→ Problem to work on
If pictures are present, leave them out, and copy the data word for word.

"""

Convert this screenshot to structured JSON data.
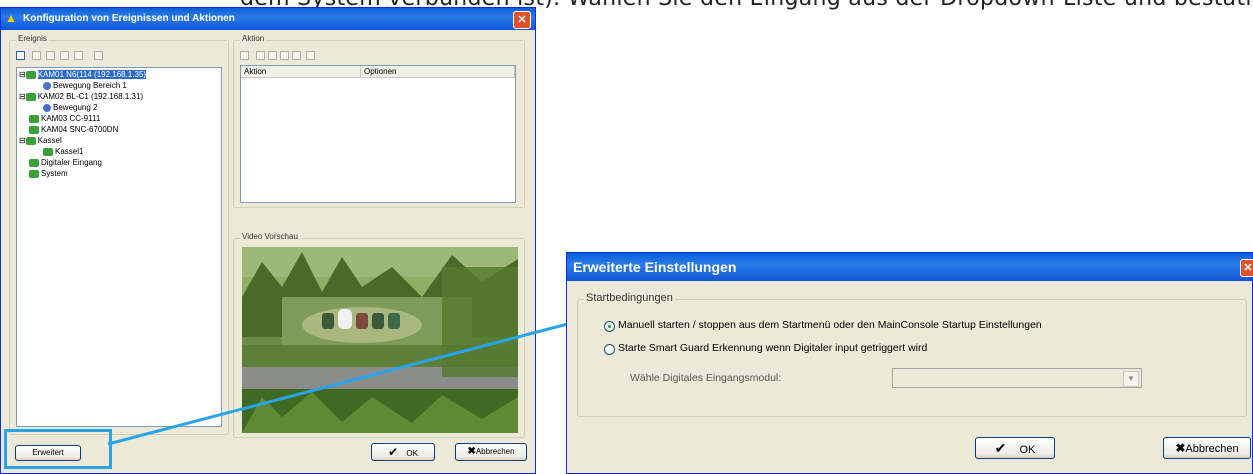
{
  "instruction_text": "dem System verbunden ist). Wählen Sie den Eingang aus der Dropdown-Liste und bestätigen",
  "left_window": {
    "title": "Konfiguration von Ereignissen und Aktionen",
    "ereignis_label": "Ereignis",
    "aktion_label": "Aktion",
    "video_label": "Video Vorschau",
    "tree": [
      "KAM01 N6(114 (192.168.1.35)",
      "Bewegung Bereich 1",
      "KAM02 BL-C1 (192.168.1.31)",
      "Bewegung 2",
      "KAM03 CC-9111",
      "KAM04 SNC-6700DN",
      "Kassel",
      "Kassel1",
      "Digitaler Eingang",
      "System"
    ],
    "table_headers": [
      "Aktion",
      "Optionen"
    ],
    "erweitert_button": "Erweitert",
    "ok_button": "OK",
    "cancel_button": "Abbrechen"
  },
  "right_window": {
    "title": "Erweiterte Einstellungen",
    "group_label": "Startbedingungen",
    "option1": "Manuell starten / stoppen aus dem Startmenü oder den MainConsole Startup Einstellungen",
    "option2": "Starte Smart Guard Erkennung wenn Digitaler input getriggert wird",
    "input_module_label": "Wähle Digitales Eingangsmodul:",
    "input_module_value": "",
    "ok_button": "OK",
    "cancel_button": "Abbrechen",
    "option1_selected": true
  },
  "colors": {
    "callout": "#2aa4e8",
    "titlebar": "#0a5fd8",
    "selection": "#316ac5"
  }
}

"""

→ Result below
Convert this screenshot to structured JSON data.
{
  "instruction_text": "dem System verbunden ist). Wählen Sie den Eingang aus der Dropdown-Liste und bestätigen",
  "left_window": {
    "title": "Konfiguration von Ereignissen und Aktionen",
    "ereignis_label": "Ereignis",
    "aktion_label": "Aktion",
    "video_label": "Video Vorschau",
    "tree": [
      "KAM01 N6(114 (192.168.1.35)",
      "Bewegung Bereich 1",
      "KAM02 BL-C1 (192.168.1.31)",
      "Bewegung 2",
      "KAM03 CC-9111",
      "KAM04 SNC-6700DN",
      "Kassel",
      "Kassel1",
      "Digitaler Eingang",
      "System"
    ],
    "table_headers": [
      "Aktion",
      "Optionen"
    ],
    "erweitert_button": "Erweitert",
    "ok_button": "OK",
    "cancel_button": "Abbrechen"
  },
  "right_window": {
    "title": "Erweiterte Einstellungen",
    "group_label": "Startbedingungen",
    "option1": "Manuell starten / stoppen aus dem Startmenü oder den MainConsole Startup Einstellungen",
    "option2": "Starte Smart Guard Erkennung wenn Digitaler input getriggert wird",
    "input_module_label": "Wähle Digitales Eingangsmodul:",
    "input_module_value": "",
    "ok_button": "OK",
    "cancel_button": "Abbrechen",
    "option1_selected": true
  },
  "colors": {
    "callout": "#2aa4e8",
    "titlebar": "#0a5fd8",
    "selection": "#316ac5"
  }
}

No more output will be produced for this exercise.